- Minimize the load shedding,
- Minimize the frequency recovery time,
- Minimize the frequency fluctuations, and
- Provide the desired protection functions as economical as possible.
Typically, a UFLS scheme sheds the loads in several stages. In each stage, a predefined amount of the load is disconnected and the shedding of the load is continued till the normal frequency (i.e. the power balance) is restored. This is illustrated in Figure 5 below.
The proper timing of shedding each load block should not only depend on the frequency but also the rate of change of the frequency. This results in an adequate time separation between the shedding of blocks.
Using small load shedding blocks in conjunction with shedding timing based on the rate of change of frequency can be an effective way to the prevention of over-shedding.
The blocks of load shedding shown in Figure 5 can be selected based on two criteria; the static criterion and the dynamic criterion. Figure 6 shows flowcharts describing the logic of each criterion. In the static criterion, fixed load blocks are disconnected in each load shedding stage. This criterion may reduce the impact and the effectiveness of the load shedding, especially in large disturbance conditions that are associated with a steep decline in the frequency.
The dynamic load shedding is constructed for solving this problem. In the dynamic load shedding the amount of load to be disconnected at each shedding stage is dynamically selected based on the system frequency, the rate of change in the frequency, the voltage, and the severity of the disturbance(s).
In other words, the amount of a load shedding block is a function of the magnitude of the power imbalance.
There are three main methods for the implementation of UFLS strategies. These methods are:
4.1 The traditional method
When the frequency is lower than the first setting value, the first level of load shedding will be implemented. If the frequency continues to decline, it is clear that the first load shed amount is insufficient. When the frequency is lower than the second setting value, the second stage of load shedding is then implemented. If the frequency continues to decline, the further load shed stages are activated until the normal frequency value is restored.
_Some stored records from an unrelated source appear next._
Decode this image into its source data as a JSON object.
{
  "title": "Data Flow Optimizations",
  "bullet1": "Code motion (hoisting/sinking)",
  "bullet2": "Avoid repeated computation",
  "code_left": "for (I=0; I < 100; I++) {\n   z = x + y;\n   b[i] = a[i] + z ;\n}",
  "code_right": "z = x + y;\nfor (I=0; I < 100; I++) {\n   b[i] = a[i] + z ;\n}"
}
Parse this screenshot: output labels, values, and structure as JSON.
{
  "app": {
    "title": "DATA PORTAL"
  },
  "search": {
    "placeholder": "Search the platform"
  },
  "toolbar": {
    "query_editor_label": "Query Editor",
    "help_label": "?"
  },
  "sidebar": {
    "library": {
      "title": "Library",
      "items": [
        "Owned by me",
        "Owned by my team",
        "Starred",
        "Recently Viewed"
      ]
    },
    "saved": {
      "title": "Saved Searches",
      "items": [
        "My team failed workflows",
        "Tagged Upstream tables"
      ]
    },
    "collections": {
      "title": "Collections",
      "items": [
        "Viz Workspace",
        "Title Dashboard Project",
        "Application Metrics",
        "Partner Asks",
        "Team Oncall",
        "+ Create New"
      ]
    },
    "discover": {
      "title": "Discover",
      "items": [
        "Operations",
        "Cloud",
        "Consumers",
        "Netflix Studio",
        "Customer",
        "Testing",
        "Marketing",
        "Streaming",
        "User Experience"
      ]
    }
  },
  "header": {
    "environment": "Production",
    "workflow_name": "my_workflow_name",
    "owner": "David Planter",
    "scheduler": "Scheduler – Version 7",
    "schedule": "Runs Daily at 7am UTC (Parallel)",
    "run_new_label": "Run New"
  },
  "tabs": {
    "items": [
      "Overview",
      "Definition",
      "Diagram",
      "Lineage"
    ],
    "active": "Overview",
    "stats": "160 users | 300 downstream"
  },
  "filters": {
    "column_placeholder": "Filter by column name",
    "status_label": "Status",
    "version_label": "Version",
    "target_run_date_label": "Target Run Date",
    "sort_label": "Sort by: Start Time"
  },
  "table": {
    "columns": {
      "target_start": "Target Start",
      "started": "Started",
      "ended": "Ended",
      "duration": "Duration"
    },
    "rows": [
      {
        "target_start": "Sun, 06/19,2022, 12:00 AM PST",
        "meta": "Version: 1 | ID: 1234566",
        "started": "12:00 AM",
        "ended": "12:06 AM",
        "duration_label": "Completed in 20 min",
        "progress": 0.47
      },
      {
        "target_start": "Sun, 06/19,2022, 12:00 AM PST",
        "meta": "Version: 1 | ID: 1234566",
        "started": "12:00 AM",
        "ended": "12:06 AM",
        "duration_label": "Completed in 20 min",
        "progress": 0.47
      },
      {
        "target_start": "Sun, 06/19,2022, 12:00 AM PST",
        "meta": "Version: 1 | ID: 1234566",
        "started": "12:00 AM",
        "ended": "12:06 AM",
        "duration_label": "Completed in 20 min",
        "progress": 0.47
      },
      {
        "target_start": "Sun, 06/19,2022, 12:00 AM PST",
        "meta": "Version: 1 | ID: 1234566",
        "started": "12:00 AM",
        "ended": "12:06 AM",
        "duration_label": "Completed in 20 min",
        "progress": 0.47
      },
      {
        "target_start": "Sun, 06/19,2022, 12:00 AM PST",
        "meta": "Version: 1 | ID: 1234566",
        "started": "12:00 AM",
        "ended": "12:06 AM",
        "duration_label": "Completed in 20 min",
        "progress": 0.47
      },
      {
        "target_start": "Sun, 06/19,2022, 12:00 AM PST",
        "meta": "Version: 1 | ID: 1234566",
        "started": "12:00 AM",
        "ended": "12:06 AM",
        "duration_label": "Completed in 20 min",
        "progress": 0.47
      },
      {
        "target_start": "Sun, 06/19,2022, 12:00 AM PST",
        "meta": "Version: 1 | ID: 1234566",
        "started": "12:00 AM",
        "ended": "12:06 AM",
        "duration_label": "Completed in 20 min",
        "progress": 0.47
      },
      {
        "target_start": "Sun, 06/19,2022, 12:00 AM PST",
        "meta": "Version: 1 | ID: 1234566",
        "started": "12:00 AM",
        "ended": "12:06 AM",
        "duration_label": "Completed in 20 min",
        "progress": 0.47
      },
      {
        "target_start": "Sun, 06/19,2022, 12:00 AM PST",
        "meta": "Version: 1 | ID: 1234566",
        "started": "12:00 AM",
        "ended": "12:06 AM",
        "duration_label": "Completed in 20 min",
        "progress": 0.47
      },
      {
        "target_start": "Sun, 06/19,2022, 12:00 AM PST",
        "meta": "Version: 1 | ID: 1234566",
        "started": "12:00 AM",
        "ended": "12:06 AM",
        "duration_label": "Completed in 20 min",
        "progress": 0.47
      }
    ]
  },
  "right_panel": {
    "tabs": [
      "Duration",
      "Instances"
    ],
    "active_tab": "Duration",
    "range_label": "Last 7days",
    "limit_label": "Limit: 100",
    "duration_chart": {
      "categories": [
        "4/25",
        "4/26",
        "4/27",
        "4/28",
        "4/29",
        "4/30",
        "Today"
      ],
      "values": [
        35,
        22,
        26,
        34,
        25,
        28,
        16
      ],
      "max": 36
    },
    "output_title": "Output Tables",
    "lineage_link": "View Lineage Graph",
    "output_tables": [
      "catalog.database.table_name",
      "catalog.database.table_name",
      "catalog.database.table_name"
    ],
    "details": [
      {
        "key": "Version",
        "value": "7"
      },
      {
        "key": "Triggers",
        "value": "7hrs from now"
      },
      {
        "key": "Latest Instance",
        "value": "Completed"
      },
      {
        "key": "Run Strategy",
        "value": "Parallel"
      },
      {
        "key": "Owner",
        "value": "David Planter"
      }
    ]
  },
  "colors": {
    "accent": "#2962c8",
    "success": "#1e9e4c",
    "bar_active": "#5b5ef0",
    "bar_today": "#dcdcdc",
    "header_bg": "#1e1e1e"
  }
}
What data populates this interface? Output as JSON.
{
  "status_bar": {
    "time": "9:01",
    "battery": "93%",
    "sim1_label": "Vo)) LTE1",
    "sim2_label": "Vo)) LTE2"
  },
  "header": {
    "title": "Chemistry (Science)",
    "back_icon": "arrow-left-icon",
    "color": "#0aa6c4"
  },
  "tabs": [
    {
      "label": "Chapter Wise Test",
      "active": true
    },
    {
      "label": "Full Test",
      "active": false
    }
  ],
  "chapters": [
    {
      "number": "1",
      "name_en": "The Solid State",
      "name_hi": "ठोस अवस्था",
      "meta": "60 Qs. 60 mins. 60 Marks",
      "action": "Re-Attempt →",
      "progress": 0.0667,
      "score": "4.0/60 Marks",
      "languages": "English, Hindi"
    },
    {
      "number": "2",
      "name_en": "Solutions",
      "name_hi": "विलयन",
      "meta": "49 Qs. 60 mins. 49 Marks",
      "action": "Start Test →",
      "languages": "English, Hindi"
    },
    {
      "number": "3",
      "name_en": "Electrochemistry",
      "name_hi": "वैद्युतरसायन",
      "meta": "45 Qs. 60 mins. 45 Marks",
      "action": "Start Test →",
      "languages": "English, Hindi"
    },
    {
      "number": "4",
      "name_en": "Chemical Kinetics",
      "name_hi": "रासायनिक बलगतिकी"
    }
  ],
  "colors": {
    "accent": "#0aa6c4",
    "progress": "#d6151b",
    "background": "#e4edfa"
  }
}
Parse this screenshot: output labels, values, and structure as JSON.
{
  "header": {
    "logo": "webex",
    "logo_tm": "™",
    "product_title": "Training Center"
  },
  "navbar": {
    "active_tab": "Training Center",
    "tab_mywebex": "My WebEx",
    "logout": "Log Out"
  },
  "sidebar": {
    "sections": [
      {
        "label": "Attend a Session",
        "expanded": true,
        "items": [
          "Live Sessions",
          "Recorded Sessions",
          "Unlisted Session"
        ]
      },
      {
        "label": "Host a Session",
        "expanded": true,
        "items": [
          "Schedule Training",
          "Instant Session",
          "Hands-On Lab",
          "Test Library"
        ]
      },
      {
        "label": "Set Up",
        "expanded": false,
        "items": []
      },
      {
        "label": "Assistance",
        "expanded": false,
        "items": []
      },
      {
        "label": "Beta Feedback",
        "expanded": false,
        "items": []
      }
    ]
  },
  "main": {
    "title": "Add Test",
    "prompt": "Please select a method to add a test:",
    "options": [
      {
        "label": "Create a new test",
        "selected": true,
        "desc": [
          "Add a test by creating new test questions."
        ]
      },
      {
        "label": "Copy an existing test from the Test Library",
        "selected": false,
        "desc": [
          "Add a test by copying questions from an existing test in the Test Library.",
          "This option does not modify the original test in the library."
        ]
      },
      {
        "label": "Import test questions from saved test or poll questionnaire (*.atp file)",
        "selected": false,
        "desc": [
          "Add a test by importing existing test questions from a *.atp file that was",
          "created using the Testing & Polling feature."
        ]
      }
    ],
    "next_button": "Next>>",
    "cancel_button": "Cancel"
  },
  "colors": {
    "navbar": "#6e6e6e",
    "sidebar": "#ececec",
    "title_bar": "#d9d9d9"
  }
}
4.2 The semi-adaptive method
To some extent, this method is similar to the traditional method; however, the specific amount of load to be shed is determined in terms of the measuring value of the rate of change of frequency.
4.3 The self-adaptive method
The self-adaptive method follows the dynamic shedding criterion for a more accurate estimation of the proper amounts of the load to be shed in each stage and the timing of each stage.